Research output: Chapter in Book/Report/Conference proceedingConference contributionAcademic


All-optical techniques exploiting femtosecond laser pulses have opened the way towards the exploration of the ultimate limits of magnetization dynamics. Although part of the interest is curiosity driven, a better understanding of the dynamic behavior of spin systems is considered of extreme relevance for future progress in (high data rate) magnetic recording and spintronic applications as well. In this presentation, the application of pulsed laser strategies to spin dynamical phenomena will be introduced. After a general introduction of the magneto-optical Kerr effect, "all-optical" experimental pump-probe schemes will be explained, and compared to other techniques to probe fs magnetization dynamics. In particular, I will address the question: "What is it that we measure in such time-resolved magneto-optical experiments? Is it magnetism or optics?". It will be shown that extreme care has to be taken when interpreting experiments at the sub-ps time scales.Moreover, it will be demonstrated that a short laser pulse triggers a variety of processes, each of which allows to access specific spin-dependent dynamics in the ferromagnet. During the first hundreds of femtoseconds, the response can be dominated by band filling effects, which affects the MO response even while conserving the net magnetic moment. When taking care, a genuine and ultrafast demagnetization causing a (partial) loss of the magnetization within a few hundred femtoseconds, can be demonstrated unambiguously. On a much longer time scale, a coherent GHz precession of the magnetization vector is observed, launched by the sudden magnetic perturbation right after excitation.

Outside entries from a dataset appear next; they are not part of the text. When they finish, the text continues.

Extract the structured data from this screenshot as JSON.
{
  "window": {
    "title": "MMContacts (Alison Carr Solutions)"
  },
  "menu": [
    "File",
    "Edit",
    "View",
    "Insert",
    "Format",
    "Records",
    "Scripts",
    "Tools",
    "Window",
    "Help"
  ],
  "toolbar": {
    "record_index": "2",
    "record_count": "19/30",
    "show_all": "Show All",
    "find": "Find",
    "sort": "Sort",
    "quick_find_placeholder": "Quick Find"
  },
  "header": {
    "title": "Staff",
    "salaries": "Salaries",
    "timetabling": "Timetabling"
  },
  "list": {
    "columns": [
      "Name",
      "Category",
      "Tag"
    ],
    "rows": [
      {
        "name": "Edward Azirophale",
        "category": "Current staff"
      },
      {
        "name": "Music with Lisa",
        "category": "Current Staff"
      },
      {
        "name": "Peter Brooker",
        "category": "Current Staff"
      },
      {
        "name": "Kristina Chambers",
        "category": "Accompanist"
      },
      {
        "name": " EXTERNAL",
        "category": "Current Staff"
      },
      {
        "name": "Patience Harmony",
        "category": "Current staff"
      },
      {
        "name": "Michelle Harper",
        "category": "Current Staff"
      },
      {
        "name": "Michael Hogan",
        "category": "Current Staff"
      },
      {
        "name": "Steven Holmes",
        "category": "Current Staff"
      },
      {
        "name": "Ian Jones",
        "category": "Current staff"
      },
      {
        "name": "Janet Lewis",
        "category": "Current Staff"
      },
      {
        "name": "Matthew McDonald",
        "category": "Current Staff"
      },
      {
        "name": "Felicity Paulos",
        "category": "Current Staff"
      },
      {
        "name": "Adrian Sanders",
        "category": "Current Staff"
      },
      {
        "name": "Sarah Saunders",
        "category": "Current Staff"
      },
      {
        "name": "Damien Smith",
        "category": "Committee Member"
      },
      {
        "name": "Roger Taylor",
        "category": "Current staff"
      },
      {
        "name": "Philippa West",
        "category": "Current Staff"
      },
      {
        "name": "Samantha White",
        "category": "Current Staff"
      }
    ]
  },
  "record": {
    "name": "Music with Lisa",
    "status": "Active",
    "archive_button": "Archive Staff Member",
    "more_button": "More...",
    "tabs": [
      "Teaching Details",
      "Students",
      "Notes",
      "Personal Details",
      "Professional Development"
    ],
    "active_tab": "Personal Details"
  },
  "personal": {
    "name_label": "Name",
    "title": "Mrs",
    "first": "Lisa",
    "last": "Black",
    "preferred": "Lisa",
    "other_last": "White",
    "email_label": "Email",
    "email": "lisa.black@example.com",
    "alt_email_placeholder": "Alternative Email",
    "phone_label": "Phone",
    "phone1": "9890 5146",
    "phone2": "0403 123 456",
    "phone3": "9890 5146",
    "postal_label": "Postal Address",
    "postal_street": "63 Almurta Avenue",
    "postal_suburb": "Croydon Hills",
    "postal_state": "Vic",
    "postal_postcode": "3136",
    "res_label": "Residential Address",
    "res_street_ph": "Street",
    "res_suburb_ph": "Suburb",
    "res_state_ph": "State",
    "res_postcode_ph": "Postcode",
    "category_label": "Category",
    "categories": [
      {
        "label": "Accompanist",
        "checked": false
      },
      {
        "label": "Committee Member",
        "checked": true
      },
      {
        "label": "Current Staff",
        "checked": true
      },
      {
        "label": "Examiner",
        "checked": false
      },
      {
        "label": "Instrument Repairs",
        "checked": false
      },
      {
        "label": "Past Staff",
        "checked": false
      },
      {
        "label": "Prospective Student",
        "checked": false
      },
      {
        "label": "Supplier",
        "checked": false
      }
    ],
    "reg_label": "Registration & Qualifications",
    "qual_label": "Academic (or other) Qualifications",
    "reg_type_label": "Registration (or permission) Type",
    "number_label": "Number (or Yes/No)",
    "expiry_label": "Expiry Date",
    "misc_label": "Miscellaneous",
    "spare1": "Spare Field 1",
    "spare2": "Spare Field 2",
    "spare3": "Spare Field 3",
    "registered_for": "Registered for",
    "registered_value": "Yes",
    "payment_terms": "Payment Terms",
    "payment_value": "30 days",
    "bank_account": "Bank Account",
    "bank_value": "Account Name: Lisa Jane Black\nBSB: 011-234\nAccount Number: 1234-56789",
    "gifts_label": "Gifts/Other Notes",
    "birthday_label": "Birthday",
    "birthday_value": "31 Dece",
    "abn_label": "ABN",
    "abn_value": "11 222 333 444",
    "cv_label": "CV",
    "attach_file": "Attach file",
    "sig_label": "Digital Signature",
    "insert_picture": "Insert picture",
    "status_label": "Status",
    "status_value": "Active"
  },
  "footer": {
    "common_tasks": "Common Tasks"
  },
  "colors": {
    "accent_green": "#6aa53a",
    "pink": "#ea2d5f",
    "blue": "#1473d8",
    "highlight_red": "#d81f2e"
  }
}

Original languageEnglish
Title of host publicationMaster Class on Ultrafast magnetization Dynamics; Amsterdam, Netherlands, the (18 jun - 19 jun 2004)

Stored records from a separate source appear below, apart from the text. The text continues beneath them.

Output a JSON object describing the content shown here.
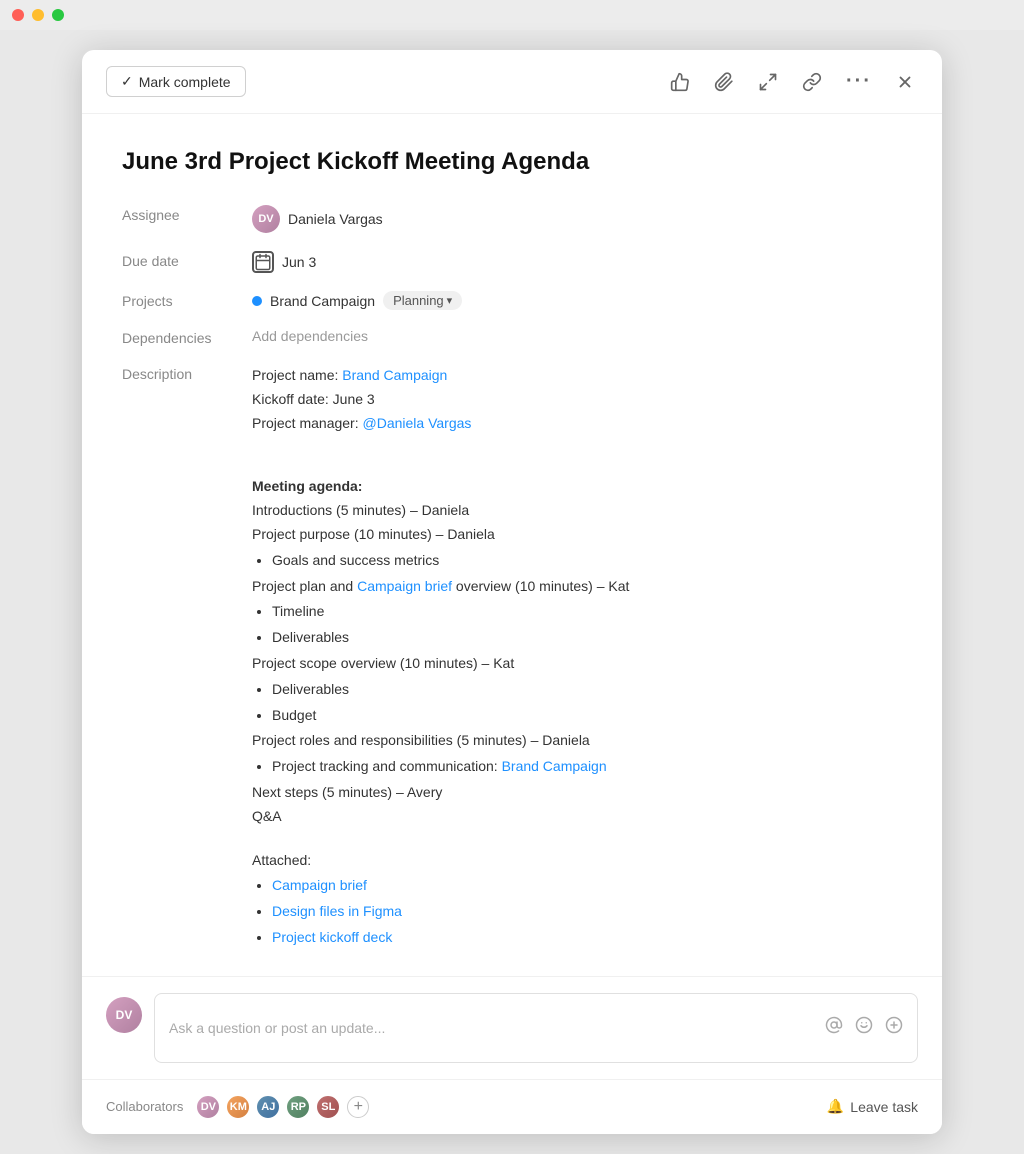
{
  "titlebar": {
    "controls": [
      "close",
      "minimize",
      "maximize"
    ]
  },
  "header": {
    "mark_complete_label": "Mark complete",
    "checkmark": "✓",
    "icons": {
      "thumbsup": "👍",
      "paperclip": "📎",
      "share": "⤴",
      "link": "🔗",
      "more": "···",
      "close": "✕"
    }
  },
  "task": {
    "title": "June 3rd Project Kickoff Meeting Agenda",
    "assignee_label": "Assignee",
    "assignee_name": "Daniela Vargas",
    "due_date_label": "Due date",
    "due_date": "Jun 3",
    "projects_label": "Projects",
    "project_name": "Brand Campaign",
    "project_status": "Planning",
    "dependencies_label": "Dependencies",
    "add_dependencies": "Add dependencies",
    "description_label": "Description",
    "description": {
      "project_name_label": "Project name: ",
      "project_name_link": "Brand Campaign",
      "kickoff_date": "Kickoff date: June 3",
      "project_manager_label": "Project manager: ",
      "project_manager_link": "@Daniela Vargas",
      "meeting_agenda_heading": "Meeting agenda:",
      "agenda_items": [
        "Introductions (5 minutes) – Daniela",
        "Project purpose (10 minutes) – Daniela"
      ],
      "agenda_sub1": [
        "Goals and success metrics"
      ],
      "agenda_plan_prefix": "Project plan and ",
      "agenda_plan_link": "Campaign brief",
      "agenda_plan_suffix": " overview (10 minutes) – Kat",
      "agenda_sub2": [
        "Timeline",
        "Deliverables"
      ],
      "agenda_scope": "Project scope overview (10 minutes) – Kat",
      "agenda_sub3": [
        "Deliverables",
        "Budget"
      ],
      "agenda_roles": "Project roles and responsibilities (5 minutes) – Daniela",
      "agenda_sub4_prefix": "Project tracking and communication: ",
      "agenda_sub4_link": "Brand Campaign",
      "agenda_next_steps": "Next steps (5 minutes) – Avery",
      "agenda_qa": "Q&A",
      "attached_heading": "Attached:",
      "attached_links": [
        "Campaign brief",
        "Design files in Figma",
        "Project kickoff deck"
      ]
    }
  },
  "comment": {
    "placeholder": "Ask a question or post an update...",
    "avatar_initials": "DV"
  },
  "collaborators": {
    "label": "Collaborators",
    "add_label": "+",
    "leave_task_label": "Leave task",
    "bell_icon": "🔔",
    "avatars": [
      {
        "initials": "DV",
        "color": "#c9a0dc"
      },
      {
        "initials": "KM",
        "color": "#f4a460"
      },
      {
        "initials": "AJ",
        "color": "#87ceeb"
      },
      {
        "initials": "RP",
        "color": "#90ee90"
      },
      {
        "initials": "SL",
        "color": "#f08080"
      }
    ]
  }
}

Publication statusPublished - 2004


Dive into the research topics of 'All-Optical Studies of Ultrafast Magnetization Dynamics'. Together they form a unique fingerprint.

Cite this